Regional vote scrapped by the House of Councilors of Western Australia

Western Australia (WA) will no longer have equal representation by region after seismic reforms to the state’s Legislative Council or House of Councilors, even though election promises have ruled out the possibility.

Previously, the WA House of Councilors functioned like a federal House of Councilors, representing regions of different populations equally. Specifically, Washington has confirmed that each of the six constituencies has won six seats in the Legislative Council.

Epoch Times Photo
Six Regions of the Western Australian Senate (Maltonaj83)

The new Election Equality Bill 2021 has overhauled this and amended the Constitution and Election Law to form a representative region across the state, with a total of 37 seats.

This is because there was an imbalance in voting in the last state election, voting in one rural area was 6.22 times that of metropolitan areas, and one seat was elected after only 98 votes were obtained.

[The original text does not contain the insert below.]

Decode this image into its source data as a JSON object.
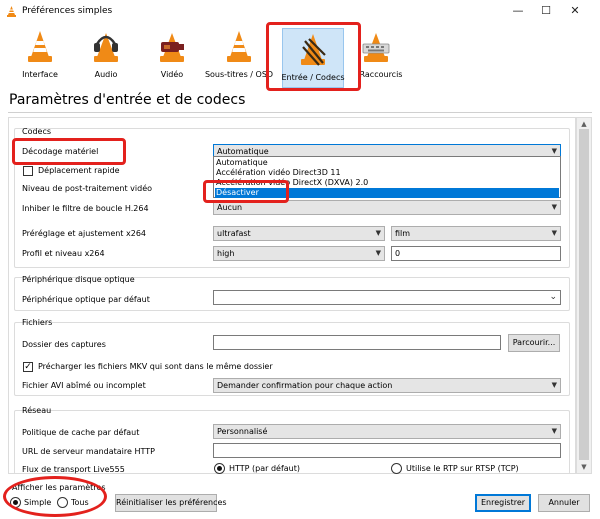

Following the concerns of the WA Labor Party government.

The bill was passed unimpeded by the previously scrutinized House of Councilors following an overwhelming victory in which the Labor Party dominated 53 of the 59 seats of the House of Representatives and 22 of the 36 seats of the House of Councilors. This means that the laws proposed by workers are passed almost without exception.

The Government of Western Australia said the March election “exposed a broken undemocratic system.”

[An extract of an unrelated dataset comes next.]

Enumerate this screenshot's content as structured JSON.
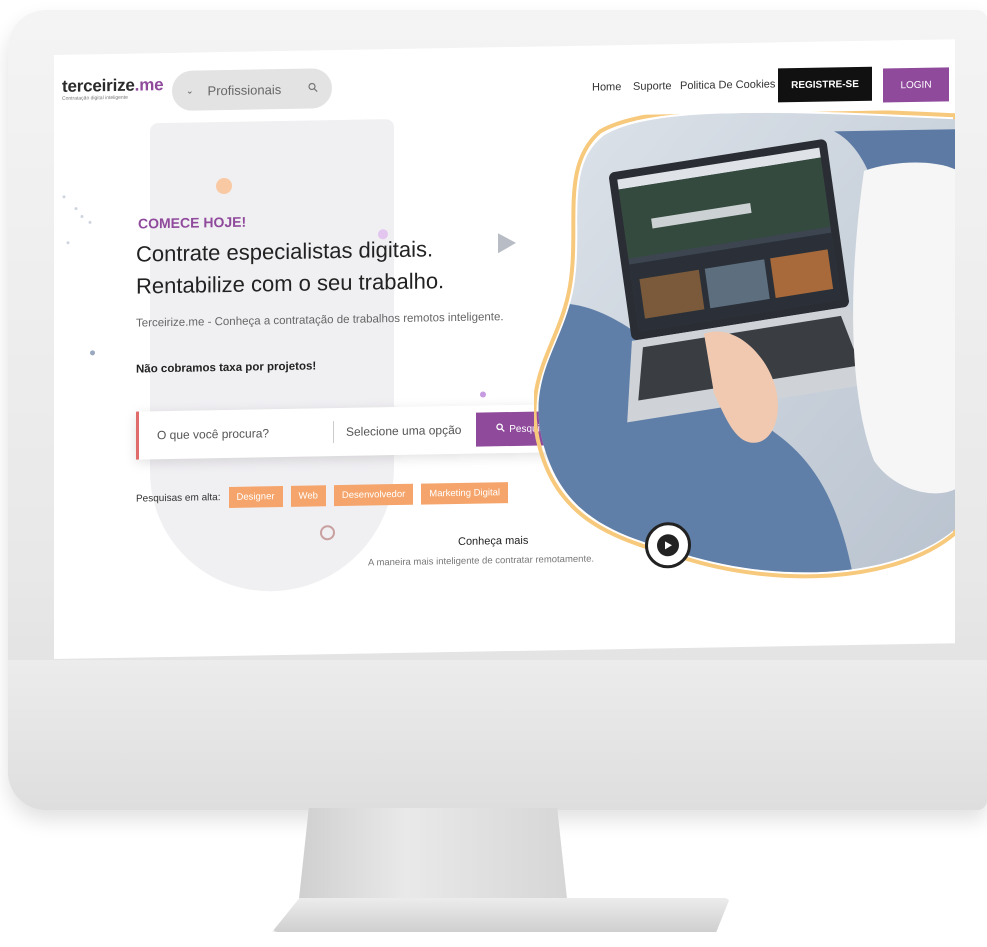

“One person’s vote shouldn’t be more valuable than another’s vote just because they live elsewhere in the state,” said Mark Magawan, Premier of Western Australia. .. Said..

“The era of unfair voting is over. Election equality is here.”

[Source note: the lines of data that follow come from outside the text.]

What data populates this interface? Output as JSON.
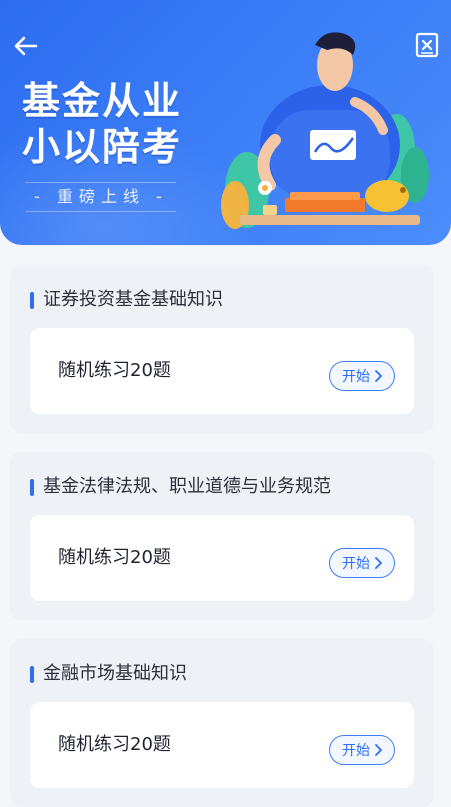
{
  "header": {
    "title_line1": "基金从业",
    "title_line2": "小以陪考",
    "tagline": "- 重磅上线 -",
    "back_icon": "arrow-left-icon",
    "notebook_icon": "notebook-icon"
  },
  "colors": {
    "accent": "#2f6ef3",
    "hero_start": "#2d6cf0",
    "hero_end": "#4b8dfb",
    "card_bg": "#eef1f6"
  },
  "subjects": [
    {
      "title": "证券投资基金基础知识",
      "practice_label": "随机练习20题",
      "button_label": "开始"
    },
    {
      "title": "基金法律法规、职业道德与业务规范",
      "practice_label": "随机练习20题",
      "button_label": "开始"
    },
    {
      "title": "金融市场基础知识",
      "practice_label": "随机练习20题",
      "button_label": "开始"
    }
  ]
}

However, August Zimmermann, a former law reformer and director of legal affairs at the Sheridan Institute for Higher Education, expressed concern that the law would seriously undermine representatives of local voters.

“The House of Councilors may play this role on behalf of the region, so there is a Senate in federal-level governments that represent people in different states and regions of the country,” Zimmermann said in November. I told the Epoch Times on the 17th.

Epoch Times Photo
Premier of Western Australia Mark Magawan (Matt Jeroneck / Getty Images) at a press conference in Perth, Australia on February 4, 2021

This is evident at the national level, with New South Wales, which has a population of over 8 million, and Tasmania, which has a population of over 500,000, both having the equivalent representation of 12 seats in the Senate. This is equivalent to 16 times the vote. In a small state.

Zimmermann disagreed with a statement by the Government of Western Australia claiming that the move was in favor of democracy.

“That’s not true at all, because in democracy we represent not only our citizens, but our communities, and that’s why the state has a federal system represented by the Senate. “

Epoch Times Photo
August Zimmermann is a professor and director of legal affairs at the Sheridan Institute for Higher Education in Perth.

Despite its small population, Australia’s rural areas and its mining sector are the main drivers of the state’s booming economy and $ 5.6 billion in budget surplus.

Zimmermann pointed out that these voters would face the risk of deprivation. In particular, all 37 Senate seats currently awarded based on state-wide votes could theoretically be granted to candidates in large cities.

“They are also Australian citizens and if there is no representative in Congress, they will not hear their complaints or voices. They basically lack proper wording, which undermines the basic principles of democracy. “Mr. Zimmerman said.

This comes despite the election promise by Western Australian Premier Mark Magawan that reforms will not be brought to the House of Councilors.

“I’ve answered this question many times, it’s not our agenda,” McGowan told reporters earlier.

“Strengthened regional representatives will continue.”

Daniel Kumerev


Daniel Khmelev is a Perth-based Australian reporter working on energy, technology and politics. He has a background in mathematics, physics and computer science. Contact him at [email protected]